#127364921Wednesday, March 05, 2014 10:38 PM GMT

[ Content Deleted ]
CheeseyMacral
#129244418Saturday, March 29, 2014 5:04 AM GMT

bump Iᴛ ᴀɪɴᴛ ᴇᴀsʏ, ʙᴇɪɴɢ Cʜᴇᴇsᴇʏ.
tgross25
#129244951Saturday, March 29, 2014 5:13 AM GMT

LEAVE. YOU ARE A CONSTANTlY QQING LOSER YOU ARE PROBABLY SOME KID WHOM NONE LIKES (Like me) WHO GOES ON THE INTERNET TO TROLL. THE SF WAS BETER WITHOUT YOU AND IF YOU LEAVE IT WILL BE A LOT BETTER. YOU HAVE MADE SO MANY VERY RESPECTED SFERS LEAVE AND CHA WAS THE LAST STRAW SO GET OUT.
camodude10
#129244974Saturday, March 29, 2014 5:14 AM GMT

pure gold “Dᴏɴ’ᴛ ᴄᴀʟʟ ғᴏʀ ᴀ ғᴀɪʀ ᴄᴀᴛᴄʜ! I ᴡᴀɴɴᴀ sᴇᴇ ᴀ ɢᴜʏ ᴡʜᴏ’s ɢᴏᴛ ᴛʜᴇ ɴᴜᴛs ᴛᴏ ʀᴇᴛᴜʀɴ ᴛʜᴇ ʙᴀʟʟ!”
CheeseyMacral
#137278389Tuesday, June 17, 2014 7:10 PM GMT

LMAO Iᴛ ᴀɪɴᴛ ᴇᴀsʏ, ʙᴇɪɴɢ Cʜᴇᴇsᴇʏ.
nintendo566
#137282993Tuesday, June 17, 2014 7:56 PM GMT

That's not ok here. That's not respectful. #Stopthebullying2014 #startthebulllying2014 "Being a Mets fan is like lending someone a lot of money and you just know that you'll never get paid back." - John Oliver
nintendo566
#141246598Wednesday, July 23, 2014 5:19 AM GMT

bump "Being a Mets fan is like lending someone a lot of money and you just know that you'll never get paid back." - John Oliver
AnimatedDannyo
#141246997Wednesday, July 23, 2014 5:23 AM GMT

LOL ᗩᘉᓰᗰᗩ☂ᕮↁᗪᗩᘉᘉϒ〇
padam11
#141247103Wednesday, July 23, 2014 5:24 AM GMT

what did he do anyway "Never wrestle with pigs. You both get dirty and the pig likes it."
cat14414
#141248034Wednesday, July 23, 2014 5:35 AM GMT

O old thread, marens gone a wall
nintendo566
#149997890Tuesday, November 18, 2014 12:21 PM GMT

.
ebenton95
#149997950Tuesday, November 18, 2014 12:24 PM GMT

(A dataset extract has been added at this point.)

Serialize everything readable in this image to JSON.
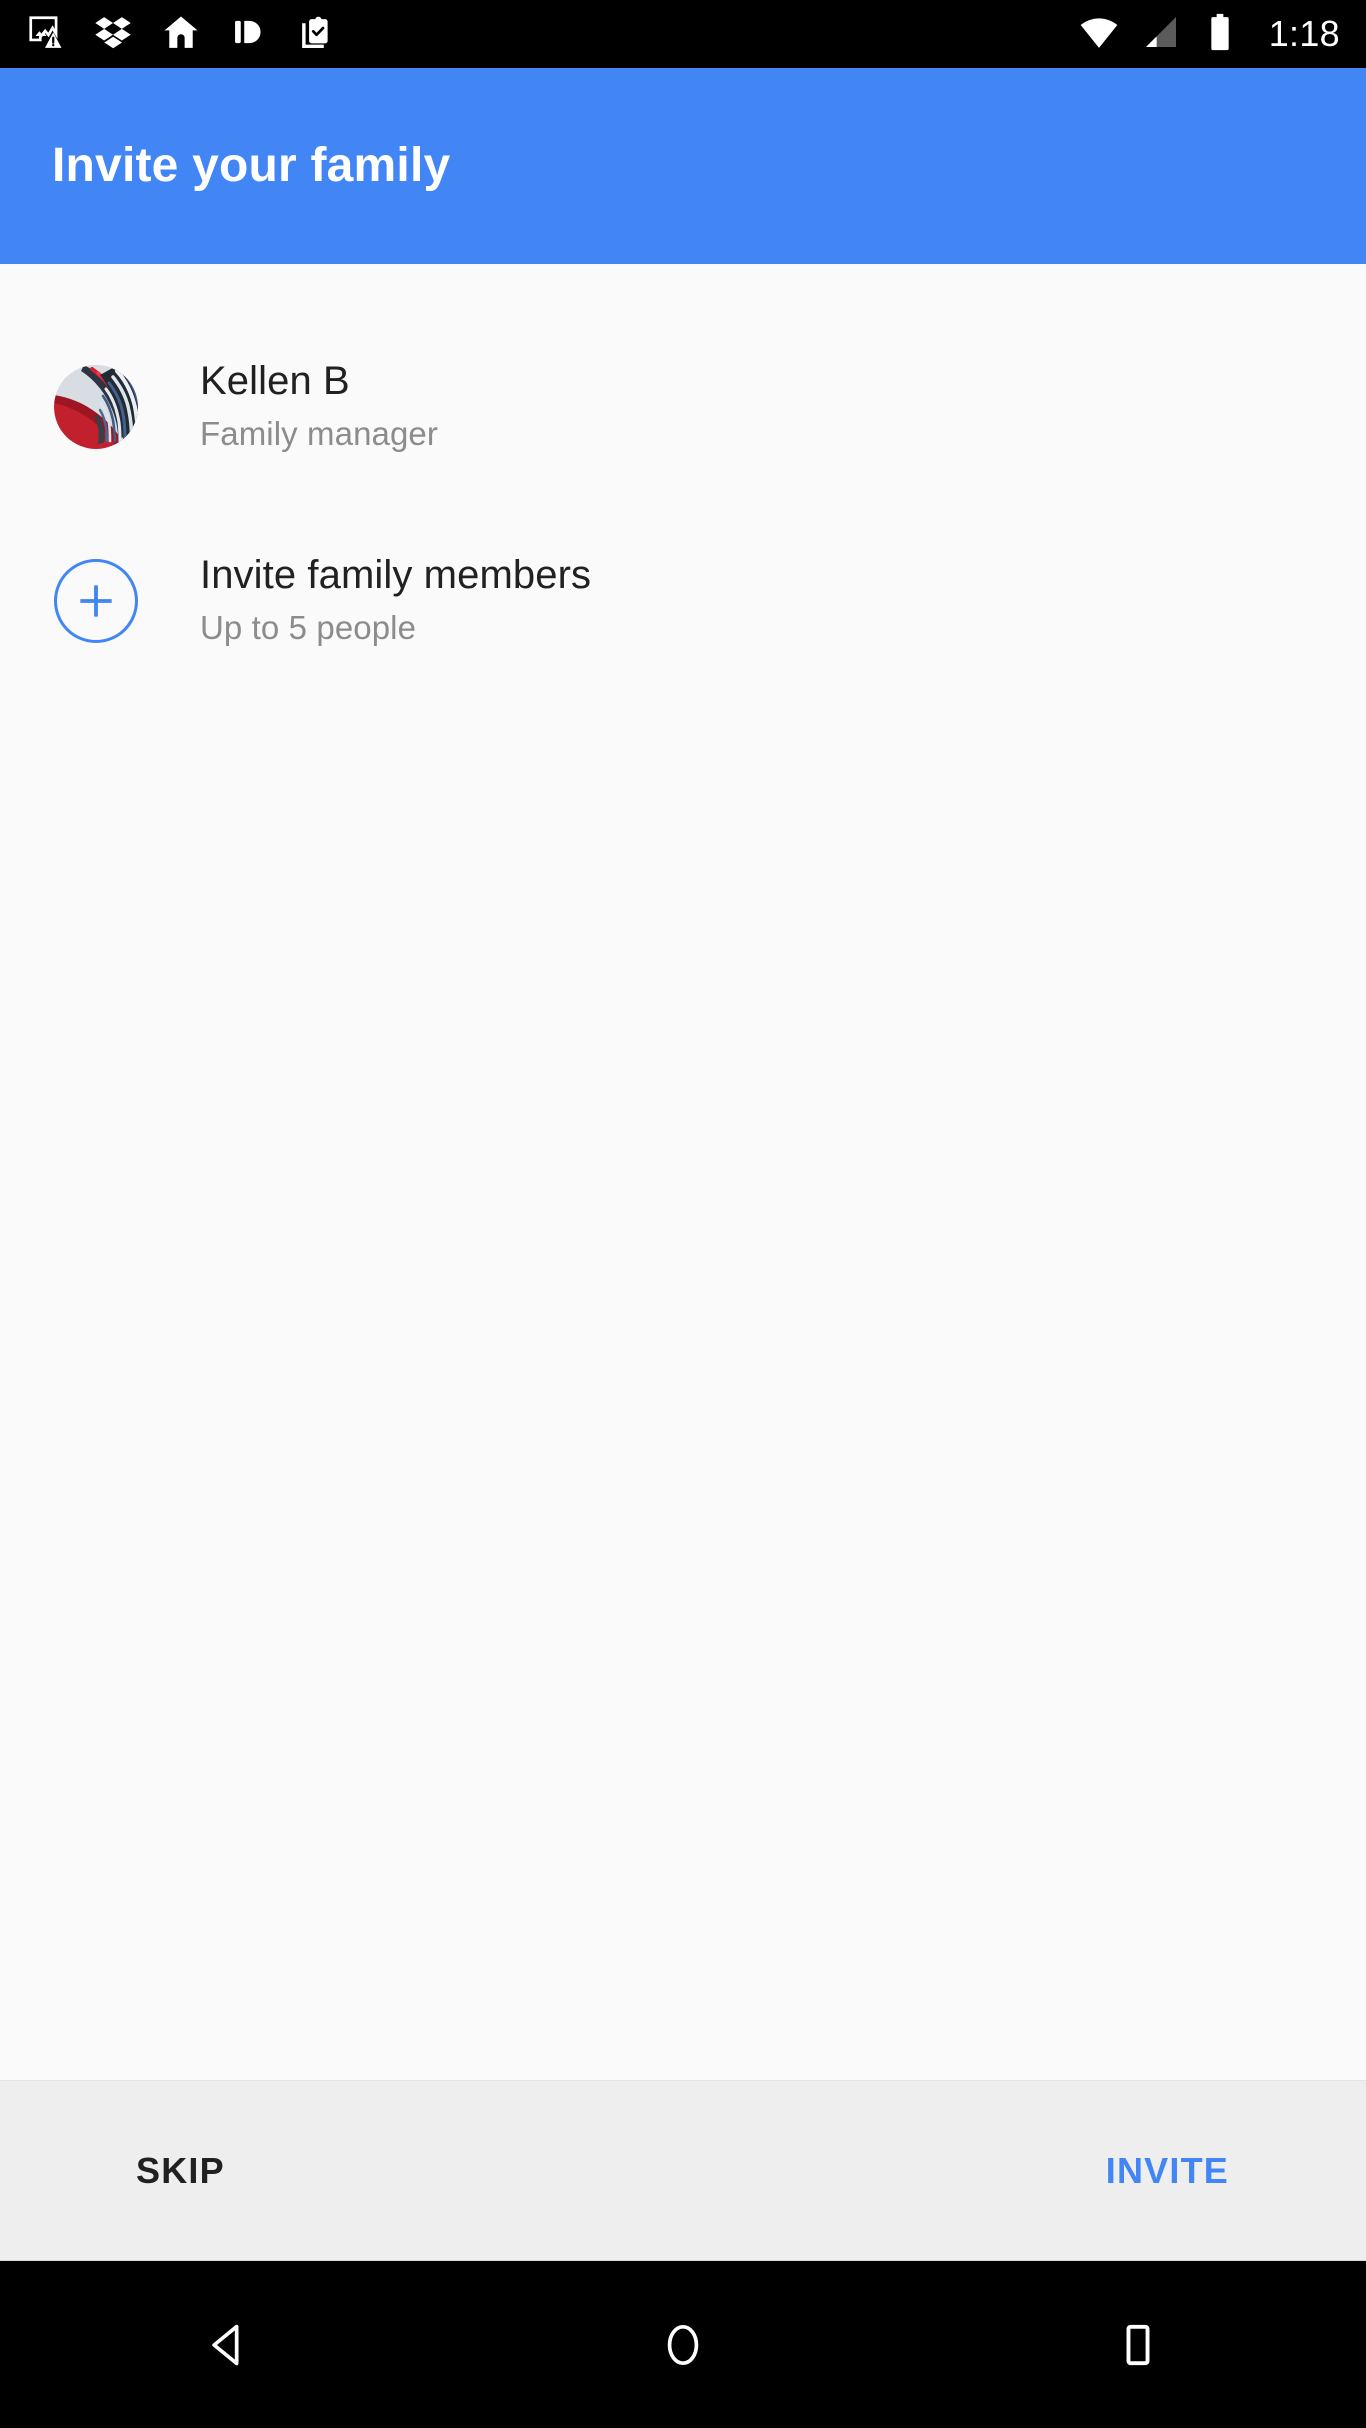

That's not ok here. That's not respectful. #Stopthebullying2014 #startthebulllying2014
killer5781
#150009542Tuesday, November 18, 2014 8:04 PM GMT

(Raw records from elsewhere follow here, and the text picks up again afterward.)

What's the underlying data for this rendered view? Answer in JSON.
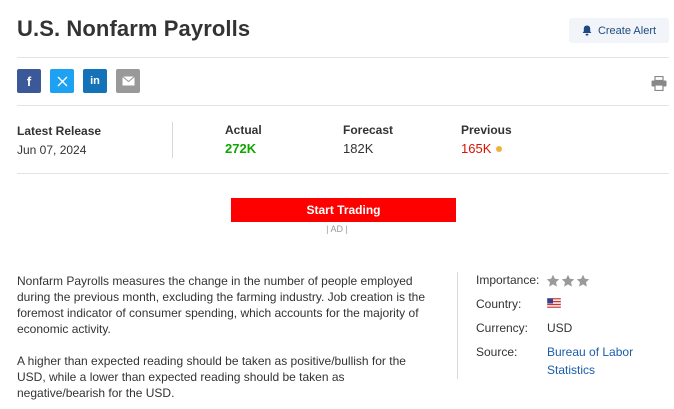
{
  "header": {
    "title": "U.S. Nonfarm Payrolls",
    "create_alert_label": "Create Alert"
  },
  "share": {
    "icons": [
      "facebook-icon",
      "x-twitter-icon",
      "linkedin-icon",
      "email-icon"
    ],
    "print_icon": "print-icon"
  },
  "release": {
    "latest_label": "Latest Release",
    "latest_date": "Jun 07, 2024",
    "actual_label": "Actual",
    "actual_value": "272K",
    "forecast_label": "Forecast",
    "forecast_value": "182K",
    "previous_label": "Previous",
    "previous_value": "165K"
  },
  "trade": {
    "button_label": "Start Trading",
    "ad_label": "| AD |"
  },
  "description": {
    "paragraph1": "Nonfarm Payrolls measures the change in the number of people employed during the previous month, excluding the farming industry. Job creation is the foremost indicator of consumer spending, which accounts for the majority of economic activity.",
    "paragraph2": "A higher than expected reading should be taken as positive/bullish for the USD, while a lower than expected reading should be taken as negative/bearish for the USD."
  },
  "meta": {
    "importance_label": "Importance:",
    "importance_stars": 3,
    "country_label": "Country:",
    "country_flag": "us-flag-icon",
    "currency_label": "Currency:",
    "currency_value": "USD",
    "source_label": "Source:",
    "source_value": "Bureau of Labor Statistics"
  },
  "colors": {
    "actual": "#0ea600",
    "previous": "#d91400",
    "trade_button": "#ff0000",
    "link": "#1b5da8"
  }
}
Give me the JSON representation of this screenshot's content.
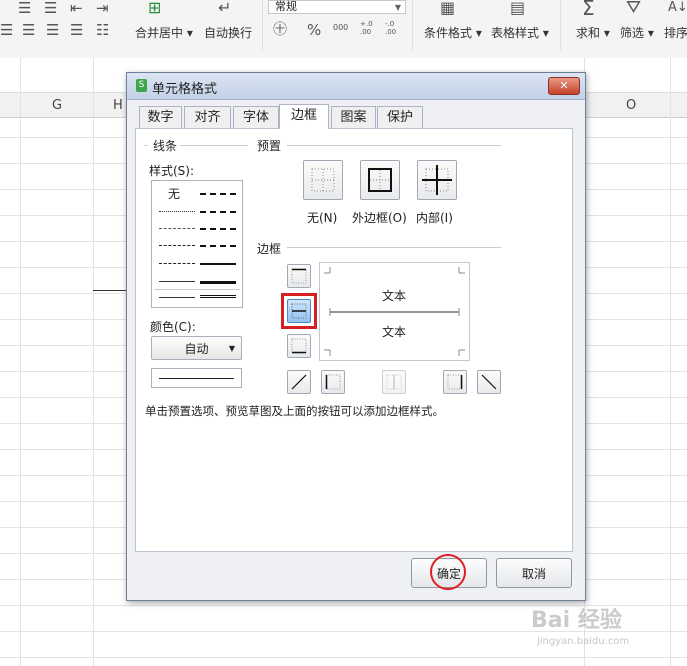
{
  "ribbon": {
    "number_format_value": "常规",
    "merge_center_label": "合并居中",
    "wrap_text_label": "自动换行",
    "cond_format_label": "条件格式",
    "table_style_label": "表格样式",
    "sum_label": "求和",
    "filter_label": "筛选",
    "sort_label": "排序",
    "percent_icon": "%",
    "thousands_icon": "000",
    "inc_decimal_icon": "+.0 .00",
    "dec_decimal_icon": "-.0 .00"
  },
  "sheet": {
    "columns": [
      "G",
      "H",
      "O"
    ]
  },
  "dialog": {
    "title": "单元格格式",
    "close_label": "✕",
    "tabs": [
      "数字",
      "对齐",
      "字体",
      "边框",
      "图案",
      "保护"
    ],
    "active_tab": "边框",
    "line_group": {
      "title": "线条",
      "style_label": "样式(S):",
      "none_label": "无",
      "color_label": "颜色(C):",
      "color_value": "自动"
    },
    "preset_group": {
      "title": "预置",
      "presets": [
        {
          "label": "无(N)",
          "icon": "no-border-icon"
        },
        {
          "label": "外边框(O)",
          "icon": "outline-border-icon"
        },
        {
          "label": "内部(I)",
          "icon": "inside-border-icon"
        }
      ]
    },
    "border_group": {
      "title": "边框",
      "preview_text_top": "文本",
      "preview_text_bottom": "文本",
      "selected_button": "middle-horizontal"
    },
    "hint": "单击预置选项、预览草图及上面的按钮可以添加边框样式。",
    "ok_label": "确定",
    "cancel_label": "取消"
  },
  "watermark": {
    "text": "Bai 经验",
    "sub": "jingyan.baidu.com"
  },
  "colors": {
    "selection_highlight": "#e02020",
    "selected_button": "#8fc3ef"
  }
}
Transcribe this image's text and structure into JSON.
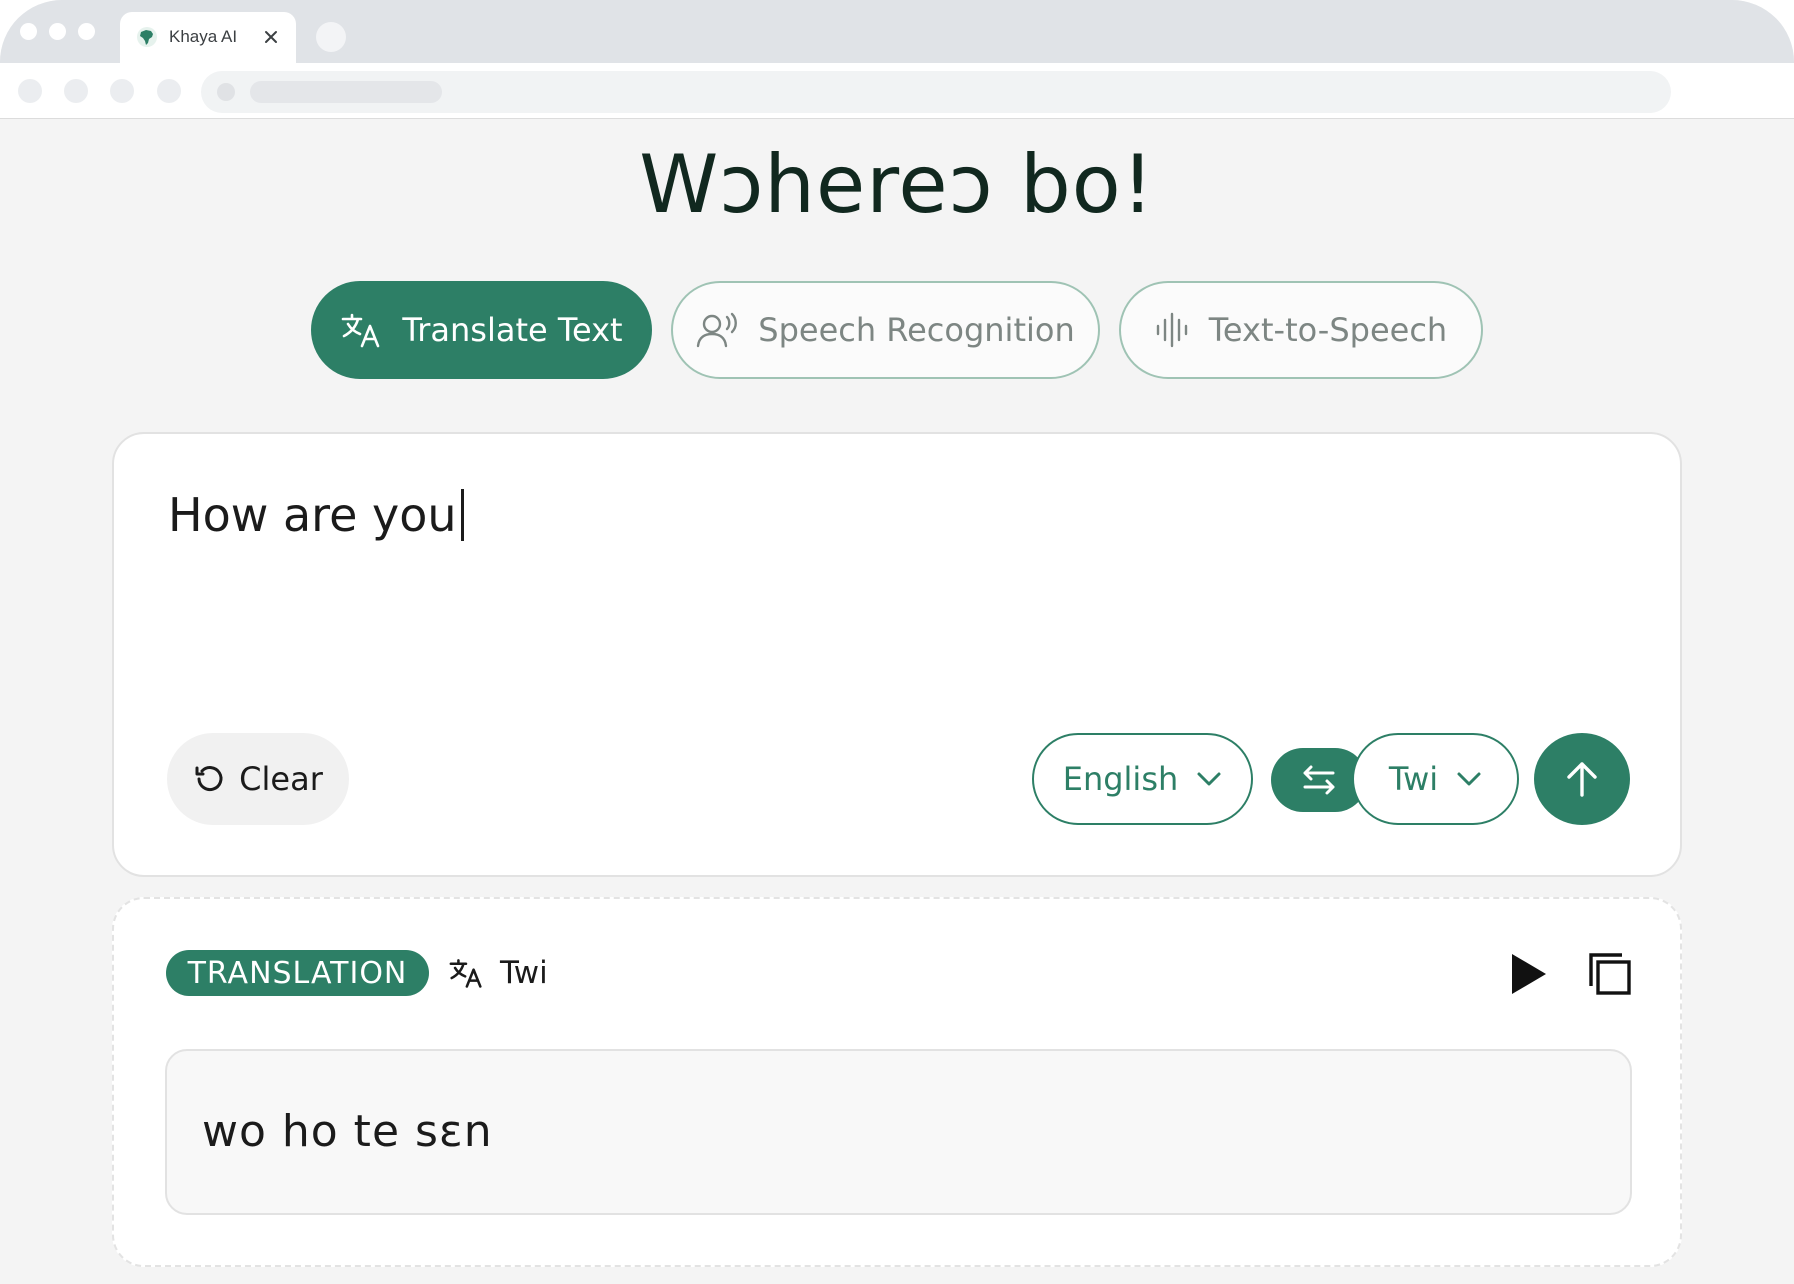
{
  "browser": {
    "tab_title": "Khaya AI",
    "tab_icon": "africa-globe-icon"
  },
  "page": {
    "title": "Wɔhereɔ bo!"
  },
  "modes": [
    {
      "label": "Translate Text",
      "icon": "translate-icon",
      "active": true
    },
    {
      "label": "Speech Recognition",
      "icon": "voice-icon",
      "active": false
    },
    {
      "label": "Text-to-Speech",
      "icon": "waveform-icon",
      "active": false
    }
  ],
  "input": {
    "text": "How are you",
    "clear_label": "Clear",
    "source_language": "English",
    "target_language": "Twi"
  },
  "result": {
    "badge": "TRANSLATION",
    "language": "Twi",
    "text": "wo ho te sɛn"
  },
  "colors": {
    "accent": "#2d7f66",
    "background": "#f4f4f4",
    "title": "#11281f"
  }
}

i kinda like cheesy even doe i only seen him for a month on here XD
deathrange07
#150009830Tuesday, November 18, 2014 8:11 PM GMT

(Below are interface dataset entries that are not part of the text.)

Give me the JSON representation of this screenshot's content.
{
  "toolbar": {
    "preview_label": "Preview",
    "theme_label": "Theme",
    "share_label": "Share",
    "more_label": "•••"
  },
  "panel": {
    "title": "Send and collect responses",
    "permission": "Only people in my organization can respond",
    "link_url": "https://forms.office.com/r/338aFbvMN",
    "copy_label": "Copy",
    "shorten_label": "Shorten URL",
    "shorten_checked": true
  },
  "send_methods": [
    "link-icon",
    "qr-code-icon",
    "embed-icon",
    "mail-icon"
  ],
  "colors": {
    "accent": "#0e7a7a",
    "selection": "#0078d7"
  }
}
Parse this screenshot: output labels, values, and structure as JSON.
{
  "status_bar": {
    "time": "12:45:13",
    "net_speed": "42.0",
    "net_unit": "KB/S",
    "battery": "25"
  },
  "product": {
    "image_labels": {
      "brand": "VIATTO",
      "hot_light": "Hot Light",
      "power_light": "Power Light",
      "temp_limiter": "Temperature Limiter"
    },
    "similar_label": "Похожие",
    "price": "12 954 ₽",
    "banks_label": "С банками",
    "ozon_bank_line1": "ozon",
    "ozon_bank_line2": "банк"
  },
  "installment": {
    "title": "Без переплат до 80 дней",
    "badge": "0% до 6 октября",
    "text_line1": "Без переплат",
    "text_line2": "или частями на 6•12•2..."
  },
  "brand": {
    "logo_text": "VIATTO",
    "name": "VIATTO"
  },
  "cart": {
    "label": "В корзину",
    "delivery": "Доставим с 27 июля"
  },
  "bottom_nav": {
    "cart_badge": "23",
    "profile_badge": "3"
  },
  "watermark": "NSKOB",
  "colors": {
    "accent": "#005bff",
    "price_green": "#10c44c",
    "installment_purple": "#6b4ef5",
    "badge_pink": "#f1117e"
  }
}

That's not ok here. That's not respectful. #Stopthebullying2014 #startthebulllying2014 "Give a man a fire and he's warm for a day. Set fire to the man and he's warm for the rest of his life." - Terry Pratchett ʕ •ᴥ•ʔ